◆ ACTIVITY
When you copy the records, keep every word exact and leave the pictures out.

◆ DATASET EXCERPTS
= = = =

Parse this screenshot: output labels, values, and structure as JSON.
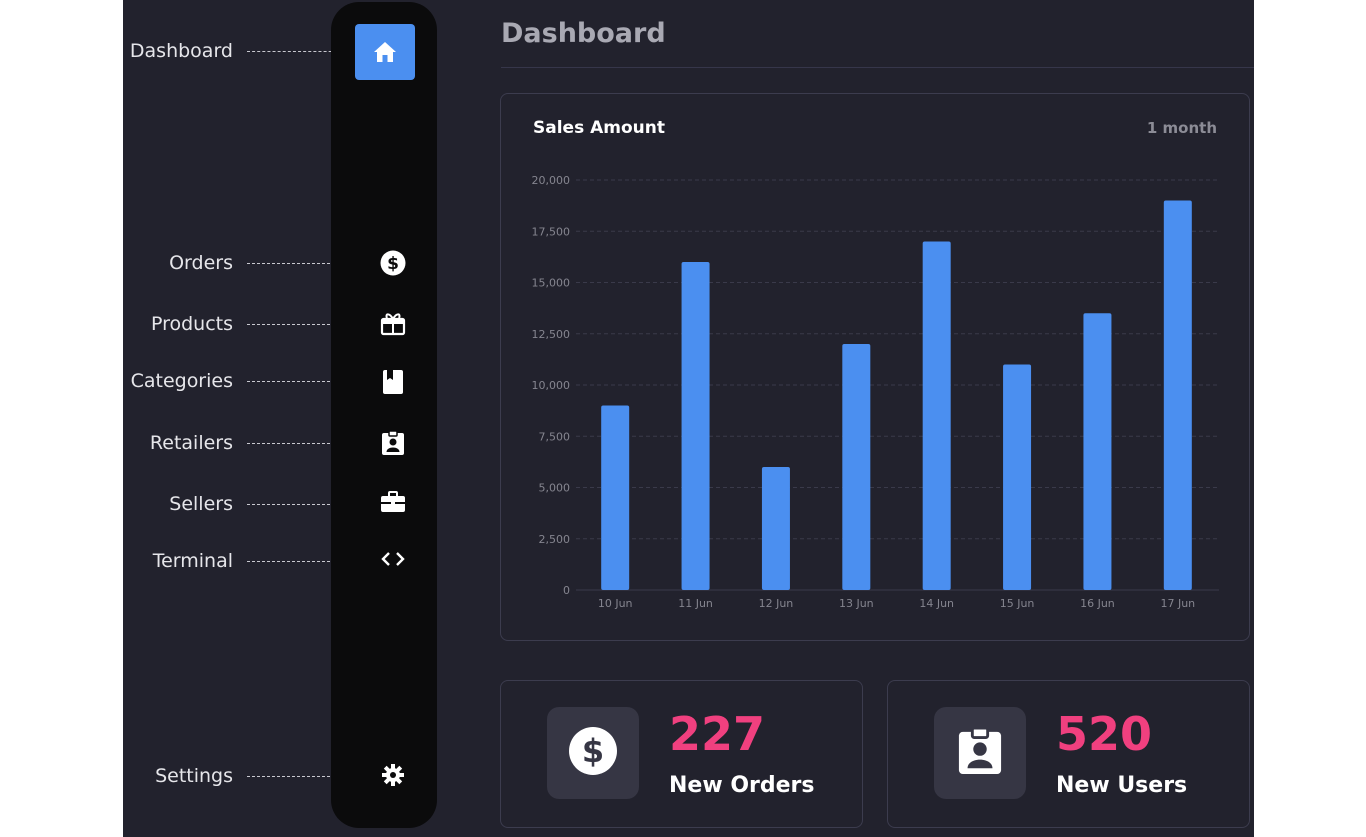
{
  "annotations": [
    {
      "label": "Dashboard",
      "icon": "home-icon"
    },
    {
      "label": "Orders",
      "icon": "dollar-icon"
    },
    {
      "label": "Products",
      "icon": "gift-icon"
    },
    {
      "label": "Categories",
      "icon": "bookmark-book-icon"
    },
    {
      "label": "Retailers",
      "icon": "id-badge-icon"
    },
    {
      "label": "Sellers",
      "icon": "briefcase-icon"
    },
    {
      "label": "Terminal",
      "icon": "code-icon"
    },
    {
      "label": "Settings",
      "icon": "gear-icon"
    }
  ],
  "header": {
    "title": "Dashboard"
  },
  "chart_card": {
    "title": "Sales Amount",
    "range": "1 month"
  },
  "chart_data": {
    "type": "bar",
    "title": "Sales Amount",
    "xlabel": "",
    "ylabel": "",
    "categories": [
      "10 Jun",
      "11 Jun",
      "12 Jun",
      "13 Jun",
      "14 Jun",
      "15 Jun",
      "16 Jun",
      "17 Jun"
    ],
    "values": [
      9000,
      16000,
      6000,
      12000,
      17000,
      11000,
      13500,
      19000
    ],
    "ylim": [
      0,
      20000
    ],
    "yticks": [
      "0",
      "2,500",
      "5,000",
      "7,500",
      "10,000",
      "12,500",
      "15,000",
      "17,500",
      "20,000"
    ],
    "grid": true,
    "bar_color": "#4b8ff0"
  },
  "stats": [
    {
      "value": "227",
      "label": "New Orders",
      "icon": "dollar-icon"
    },
    {
      "value": "520",
      "label": "New Users",
      "icon": "id-badge-icon"
    }
  ],
  "colors": {
    "accent": "#4b8ff0",
    "stat_value": "#f0407f",
    "background": "#22222d",
    "sidebar": "#0b0b0c"
  }
}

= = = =

◆ SOLUTION
Parse this screenshot: output labels, values, and structure as JSON.
{
  "annotations": [
    {
      "label": "Dashboard",
      "icon": "home-icon"
    },
    {
      "label": "Orders",
      "icon": "dollar-icon"
    },
    {
      "label": "Products",
      "icon": "gift-icon"
    },
    {
      "label": "Categories",
      "icon": "bookmark-book-icon"
    },
    {
      "label": "Retailers",
      "icon": "id-badge-icon"
    },
    {
      "label": "Sellers",
      "icon": "briefcase-icon"
    },
    {
      "label": "Terminal",
      "icon": "code-icon"
    },
    {
      "label": "Settings",
      "icon": "gear-icon"
    }
  ],
  "header": {
    "title": "Dashboard"
  },
  "chart_card": {
    "title": "Sales Amount",
    "range": "1 month"
  },
  "chart_data": {
    "type": "bar",
    "title": "Sales Amount",
    "xlabel": "",
    "ylabel": "",
    "categories": [
      "10 Jun",
      "11 Jun",
      "12 Jun",
      "13 Jun",
      "14 Jun",
      "15 Jun",
      "16 Jun",
      "17 Jun"
    ],
    "values": [
      9000,
      16000,
      6000,
      12000,
      17000,
      11000,
      13500,
      19000
    ],
    "ylim": [
      0,
      20000
    ],
    "yticks": [
      "0",
      "2,500",
      "5,000",
      "7,500",
      "10,000",
      "12,500",
      "15,000",
      "17,500",
      "20,000"
    ],
    "grid": true,
    "bar_color": "#4b8ff0"
  },
  "stats": [
    {
      "value": "227",
      "label": "New Orders",
      "icon": "dollar-icon"
    },
    {
      "value": "520",
      "label": "New Users",
      "icon": "id-badge-icon"
    }
  ],
  "colors": {
    "accent": "#4b8ff0",
    "stat_value": "#f0407f",
    "background": "#22222d",
    "sidebar": "#0b0b0c"
  }
}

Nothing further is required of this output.